Get With The Hyperconvergence Program

At a recent Ingram Micro partner conference I asked Dell channel VP Frank Vitagliano which one trend partners should be watching. His answer: hyperconvergence.

“Basically, it’s the same transition that we through with VMware on hardware,” said Vitagliano. “We’re now going through it from a networking standpoint, and it’s becoming a software-defined kind of an approach. And it’s significant. There are huge productivity and operational cost implications here. It’s a big deal.”

Not all hyperconvergence vendors are committed to the channel; SimpliVity is — it sells exclusively through its partners. And this week, the company announced a bunch of new PartnerAdvantage programs and initiatives, including advanced training to help solution providers capture the growing demand for hyperconverged infrastructure and consumption-based pricing to help customers afford it. There are also new VDI and DRaaS options. Our own James Anderson covers the details in more depth here.

iGadget Alert

Apple iPhone users who are dissatisfied with native recording capabilities – and who isn’t? – may want to get in on the ground floor of a new Indiegogo campaign. The Just In Case iPhone case allows for high-quality recording of both sides of a conversation; no need to connect to an external conference call.  The product is projected to ship in May. Cases will include an omnidirectional microphone, a 2 GB microSD card that should hold 20 hours of recording, and a built in speaker. The software records in MP3. At press time, a special $29 offer was in effect.

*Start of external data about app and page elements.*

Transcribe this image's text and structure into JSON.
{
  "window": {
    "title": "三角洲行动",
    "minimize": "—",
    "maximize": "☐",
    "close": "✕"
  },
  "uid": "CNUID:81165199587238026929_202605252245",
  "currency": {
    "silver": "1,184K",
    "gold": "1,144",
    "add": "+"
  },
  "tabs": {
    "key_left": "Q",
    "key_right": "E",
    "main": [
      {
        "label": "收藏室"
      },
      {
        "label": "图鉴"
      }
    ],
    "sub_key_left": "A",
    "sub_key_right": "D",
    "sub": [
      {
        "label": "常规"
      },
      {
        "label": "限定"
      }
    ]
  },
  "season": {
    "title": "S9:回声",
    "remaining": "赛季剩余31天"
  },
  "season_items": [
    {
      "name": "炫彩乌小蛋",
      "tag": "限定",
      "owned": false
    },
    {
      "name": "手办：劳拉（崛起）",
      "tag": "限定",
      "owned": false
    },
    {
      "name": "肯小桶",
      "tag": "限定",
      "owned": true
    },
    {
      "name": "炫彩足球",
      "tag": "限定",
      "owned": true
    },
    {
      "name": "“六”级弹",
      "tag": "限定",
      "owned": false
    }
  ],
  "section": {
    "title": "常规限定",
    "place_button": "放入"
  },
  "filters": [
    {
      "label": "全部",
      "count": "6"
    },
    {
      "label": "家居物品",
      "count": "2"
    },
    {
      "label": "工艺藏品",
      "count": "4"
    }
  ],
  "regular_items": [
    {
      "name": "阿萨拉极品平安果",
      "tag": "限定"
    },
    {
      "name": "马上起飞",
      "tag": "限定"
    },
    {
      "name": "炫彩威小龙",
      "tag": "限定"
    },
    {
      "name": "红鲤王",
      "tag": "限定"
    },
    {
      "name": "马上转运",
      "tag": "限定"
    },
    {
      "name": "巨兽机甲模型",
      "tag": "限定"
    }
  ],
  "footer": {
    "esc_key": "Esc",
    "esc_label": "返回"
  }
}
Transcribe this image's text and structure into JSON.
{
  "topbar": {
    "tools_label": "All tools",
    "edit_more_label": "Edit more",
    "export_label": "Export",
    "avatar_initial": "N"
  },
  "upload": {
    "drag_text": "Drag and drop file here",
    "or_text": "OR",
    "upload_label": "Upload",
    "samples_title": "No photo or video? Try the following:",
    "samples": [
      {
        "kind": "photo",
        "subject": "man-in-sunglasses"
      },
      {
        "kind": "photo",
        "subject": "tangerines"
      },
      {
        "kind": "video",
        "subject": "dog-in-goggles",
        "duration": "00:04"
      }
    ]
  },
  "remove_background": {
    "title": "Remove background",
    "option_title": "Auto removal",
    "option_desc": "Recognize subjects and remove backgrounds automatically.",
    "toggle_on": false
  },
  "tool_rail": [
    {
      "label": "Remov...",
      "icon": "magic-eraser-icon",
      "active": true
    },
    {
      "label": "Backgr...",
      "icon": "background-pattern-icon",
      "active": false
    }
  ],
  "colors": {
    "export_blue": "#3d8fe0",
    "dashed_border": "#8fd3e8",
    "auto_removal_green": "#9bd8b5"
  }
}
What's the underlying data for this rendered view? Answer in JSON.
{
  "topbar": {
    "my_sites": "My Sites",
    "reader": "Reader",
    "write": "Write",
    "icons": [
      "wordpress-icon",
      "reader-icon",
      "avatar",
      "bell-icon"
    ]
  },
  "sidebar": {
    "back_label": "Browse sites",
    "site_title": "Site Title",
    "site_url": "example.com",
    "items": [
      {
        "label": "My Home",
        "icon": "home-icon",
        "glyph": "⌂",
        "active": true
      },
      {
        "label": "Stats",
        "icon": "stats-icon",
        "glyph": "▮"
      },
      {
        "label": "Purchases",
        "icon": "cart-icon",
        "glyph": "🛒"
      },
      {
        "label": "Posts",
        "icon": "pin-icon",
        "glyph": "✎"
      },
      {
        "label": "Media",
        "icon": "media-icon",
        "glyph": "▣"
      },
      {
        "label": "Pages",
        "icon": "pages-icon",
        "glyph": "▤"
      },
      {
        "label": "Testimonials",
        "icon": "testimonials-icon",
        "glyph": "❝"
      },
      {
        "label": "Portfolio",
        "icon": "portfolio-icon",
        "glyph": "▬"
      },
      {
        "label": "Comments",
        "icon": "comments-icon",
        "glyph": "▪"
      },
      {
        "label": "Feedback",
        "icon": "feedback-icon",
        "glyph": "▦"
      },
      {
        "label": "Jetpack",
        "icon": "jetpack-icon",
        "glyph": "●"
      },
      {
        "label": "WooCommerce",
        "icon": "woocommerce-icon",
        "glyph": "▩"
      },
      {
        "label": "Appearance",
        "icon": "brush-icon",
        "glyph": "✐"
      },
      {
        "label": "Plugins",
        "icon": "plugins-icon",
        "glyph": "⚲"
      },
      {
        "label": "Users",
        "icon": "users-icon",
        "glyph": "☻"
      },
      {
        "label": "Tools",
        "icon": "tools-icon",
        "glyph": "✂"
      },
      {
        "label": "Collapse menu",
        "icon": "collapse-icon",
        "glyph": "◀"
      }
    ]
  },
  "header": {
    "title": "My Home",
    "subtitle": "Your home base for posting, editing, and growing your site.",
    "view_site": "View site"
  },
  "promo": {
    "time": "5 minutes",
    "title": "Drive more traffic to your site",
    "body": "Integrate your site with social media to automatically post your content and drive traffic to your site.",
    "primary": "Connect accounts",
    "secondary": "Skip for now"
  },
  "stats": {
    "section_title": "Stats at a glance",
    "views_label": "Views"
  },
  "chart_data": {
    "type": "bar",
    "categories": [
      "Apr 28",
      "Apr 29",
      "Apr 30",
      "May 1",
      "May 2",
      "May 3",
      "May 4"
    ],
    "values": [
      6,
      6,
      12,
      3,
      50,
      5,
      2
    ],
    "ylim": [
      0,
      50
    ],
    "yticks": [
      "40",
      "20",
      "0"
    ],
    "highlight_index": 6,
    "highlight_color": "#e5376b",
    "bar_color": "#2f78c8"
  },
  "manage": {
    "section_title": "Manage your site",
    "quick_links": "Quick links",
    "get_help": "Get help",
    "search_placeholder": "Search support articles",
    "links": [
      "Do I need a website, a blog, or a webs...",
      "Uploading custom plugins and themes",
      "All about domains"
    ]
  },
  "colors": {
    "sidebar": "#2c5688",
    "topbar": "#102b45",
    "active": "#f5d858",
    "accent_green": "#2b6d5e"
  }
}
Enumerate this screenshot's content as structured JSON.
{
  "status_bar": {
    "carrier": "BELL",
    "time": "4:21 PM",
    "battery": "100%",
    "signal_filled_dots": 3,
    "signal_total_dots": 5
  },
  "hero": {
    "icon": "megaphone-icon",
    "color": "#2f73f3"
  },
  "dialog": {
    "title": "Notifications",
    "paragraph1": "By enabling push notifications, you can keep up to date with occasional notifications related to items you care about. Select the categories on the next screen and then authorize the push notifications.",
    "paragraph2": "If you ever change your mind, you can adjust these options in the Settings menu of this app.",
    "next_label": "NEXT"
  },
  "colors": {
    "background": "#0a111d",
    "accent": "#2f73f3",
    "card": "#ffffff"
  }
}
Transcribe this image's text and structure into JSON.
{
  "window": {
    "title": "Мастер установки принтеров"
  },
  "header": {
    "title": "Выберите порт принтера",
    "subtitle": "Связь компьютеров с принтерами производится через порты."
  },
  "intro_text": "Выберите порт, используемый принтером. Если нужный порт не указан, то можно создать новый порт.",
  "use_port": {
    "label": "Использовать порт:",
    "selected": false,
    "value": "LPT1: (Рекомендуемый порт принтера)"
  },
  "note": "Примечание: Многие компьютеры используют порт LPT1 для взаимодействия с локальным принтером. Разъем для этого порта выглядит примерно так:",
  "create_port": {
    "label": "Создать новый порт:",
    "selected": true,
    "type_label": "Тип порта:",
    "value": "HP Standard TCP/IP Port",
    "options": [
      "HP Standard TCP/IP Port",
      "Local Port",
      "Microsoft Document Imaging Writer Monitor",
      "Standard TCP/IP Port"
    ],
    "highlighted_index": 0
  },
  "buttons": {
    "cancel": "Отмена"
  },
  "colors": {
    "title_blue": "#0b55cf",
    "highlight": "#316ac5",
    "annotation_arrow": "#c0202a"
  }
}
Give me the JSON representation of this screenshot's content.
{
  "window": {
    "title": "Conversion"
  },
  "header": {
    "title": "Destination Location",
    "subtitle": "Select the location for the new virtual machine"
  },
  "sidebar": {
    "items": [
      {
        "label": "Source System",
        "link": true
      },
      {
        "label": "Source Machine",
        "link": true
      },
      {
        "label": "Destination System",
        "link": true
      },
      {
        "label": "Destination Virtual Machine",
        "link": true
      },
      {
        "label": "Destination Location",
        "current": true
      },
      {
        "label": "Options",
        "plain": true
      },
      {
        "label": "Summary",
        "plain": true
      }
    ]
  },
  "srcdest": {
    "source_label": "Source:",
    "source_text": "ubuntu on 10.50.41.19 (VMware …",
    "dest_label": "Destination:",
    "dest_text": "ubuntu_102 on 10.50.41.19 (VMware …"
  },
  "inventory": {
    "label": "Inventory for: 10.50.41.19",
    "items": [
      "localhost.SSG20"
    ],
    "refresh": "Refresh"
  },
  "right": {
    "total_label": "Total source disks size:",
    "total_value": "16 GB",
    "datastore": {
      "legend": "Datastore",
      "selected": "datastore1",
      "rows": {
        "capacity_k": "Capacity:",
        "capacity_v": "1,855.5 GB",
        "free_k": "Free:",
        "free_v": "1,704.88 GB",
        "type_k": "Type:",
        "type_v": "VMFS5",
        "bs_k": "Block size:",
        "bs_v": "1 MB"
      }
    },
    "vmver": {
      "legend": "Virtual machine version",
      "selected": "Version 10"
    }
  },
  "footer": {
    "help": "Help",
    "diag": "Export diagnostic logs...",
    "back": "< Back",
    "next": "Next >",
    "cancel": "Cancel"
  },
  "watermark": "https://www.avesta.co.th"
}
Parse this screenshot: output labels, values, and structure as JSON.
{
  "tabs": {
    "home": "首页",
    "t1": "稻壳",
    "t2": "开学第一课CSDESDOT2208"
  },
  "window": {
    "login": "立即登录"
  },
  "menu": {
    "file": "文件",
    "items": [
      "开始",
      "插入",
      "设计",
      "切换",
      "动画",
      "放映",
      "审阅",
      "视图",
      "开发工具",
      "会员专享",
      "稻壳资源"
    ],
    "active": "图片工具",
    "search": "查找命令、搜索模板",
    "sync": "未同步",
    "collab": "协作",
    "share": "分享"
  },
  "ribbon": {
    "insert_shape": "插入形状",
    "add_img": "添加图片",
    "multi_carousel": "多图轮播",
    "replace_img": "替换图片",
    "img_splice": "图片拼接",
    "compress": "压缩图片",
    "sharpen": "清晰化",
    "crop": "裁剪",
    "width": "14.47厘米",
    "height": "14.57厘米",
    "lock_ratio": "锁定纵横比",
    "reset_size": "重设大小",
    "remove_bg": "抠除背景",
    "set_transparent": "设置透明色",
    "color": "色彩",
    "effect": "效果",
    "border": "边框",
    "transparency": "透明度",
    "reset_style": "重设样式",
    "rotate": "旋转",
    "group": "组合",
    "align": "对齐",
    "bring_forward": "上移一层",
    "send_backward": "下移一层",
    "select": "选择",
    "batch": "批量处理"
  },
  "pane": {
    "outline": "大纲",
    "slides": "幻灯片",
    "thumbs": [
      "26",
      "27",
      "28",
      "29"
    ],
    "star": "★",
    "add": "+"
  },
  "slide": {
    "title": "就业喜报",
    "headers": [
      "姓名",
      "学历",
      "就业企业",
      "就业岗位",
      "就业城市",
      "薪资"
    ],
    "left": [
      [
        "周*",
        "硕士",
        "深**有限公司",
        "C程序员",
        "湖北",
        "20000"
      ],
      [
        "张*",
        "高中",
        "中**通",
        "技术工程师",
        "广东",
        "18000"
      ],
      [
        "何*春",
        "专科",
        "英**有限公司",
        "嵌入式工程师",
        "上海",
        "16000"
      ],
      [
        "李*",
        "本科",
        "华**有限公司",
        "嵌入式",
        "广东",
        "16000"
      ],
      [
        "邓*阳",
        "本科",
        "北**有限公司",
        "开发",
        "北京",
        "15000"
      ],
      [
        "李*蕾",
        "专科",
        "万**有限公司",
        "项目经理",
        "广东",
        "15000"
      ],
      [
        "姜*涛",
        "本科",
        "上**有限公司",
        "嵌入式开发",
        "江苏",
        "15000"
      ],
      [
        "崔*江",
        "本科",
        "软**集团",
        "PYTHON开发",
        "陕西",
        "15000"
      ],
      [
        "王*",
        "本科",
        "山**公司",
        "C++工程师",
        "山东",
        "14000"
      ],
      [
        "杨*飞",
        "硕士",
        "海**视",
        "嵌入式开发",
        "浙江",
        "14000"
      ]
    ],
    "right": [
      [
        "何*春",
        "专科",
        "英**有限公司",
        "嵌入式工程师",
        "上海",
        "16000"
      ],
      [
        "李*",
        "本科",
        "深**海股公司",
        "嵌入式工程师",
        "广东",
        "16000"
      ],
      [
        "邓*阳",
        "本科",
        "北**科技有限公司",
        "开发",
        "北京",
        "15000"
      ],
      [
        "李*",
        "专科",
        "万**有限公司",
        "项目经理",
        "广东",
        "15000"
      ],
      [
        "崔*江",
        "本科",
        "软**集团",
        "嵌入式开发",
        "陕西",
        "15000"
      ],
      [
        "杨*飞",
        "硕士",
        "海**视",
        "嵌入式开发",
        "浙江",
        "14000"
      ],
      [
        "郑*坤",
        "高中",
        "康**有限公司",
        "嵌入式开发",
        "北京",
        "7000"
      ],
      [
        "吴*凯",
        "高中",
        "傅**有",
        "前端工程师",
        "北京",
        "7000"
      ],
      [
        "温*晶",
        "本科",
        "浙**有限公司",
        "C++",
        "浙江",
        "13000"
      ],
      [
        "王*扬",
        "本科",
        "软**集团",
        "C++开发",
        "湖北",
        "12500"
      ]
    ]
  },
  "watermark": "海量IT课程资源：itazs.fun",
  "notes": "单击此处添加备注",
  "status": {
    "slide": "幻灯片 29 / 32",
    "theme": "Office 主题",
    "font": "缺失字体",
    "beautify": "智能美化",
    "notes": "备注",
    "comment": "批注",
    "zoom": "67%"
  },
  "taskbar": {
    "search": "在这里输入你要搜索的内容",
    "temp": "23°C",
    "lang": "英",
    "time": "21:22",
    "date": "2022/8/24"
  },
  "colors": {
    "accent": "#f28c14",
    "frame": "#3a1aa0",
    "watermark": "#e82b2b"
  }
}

Follow executive editor @LornaGarey on Twitter.


Leave a comment

Your email address will not be published. Required fields are marked *

The ID is: 53061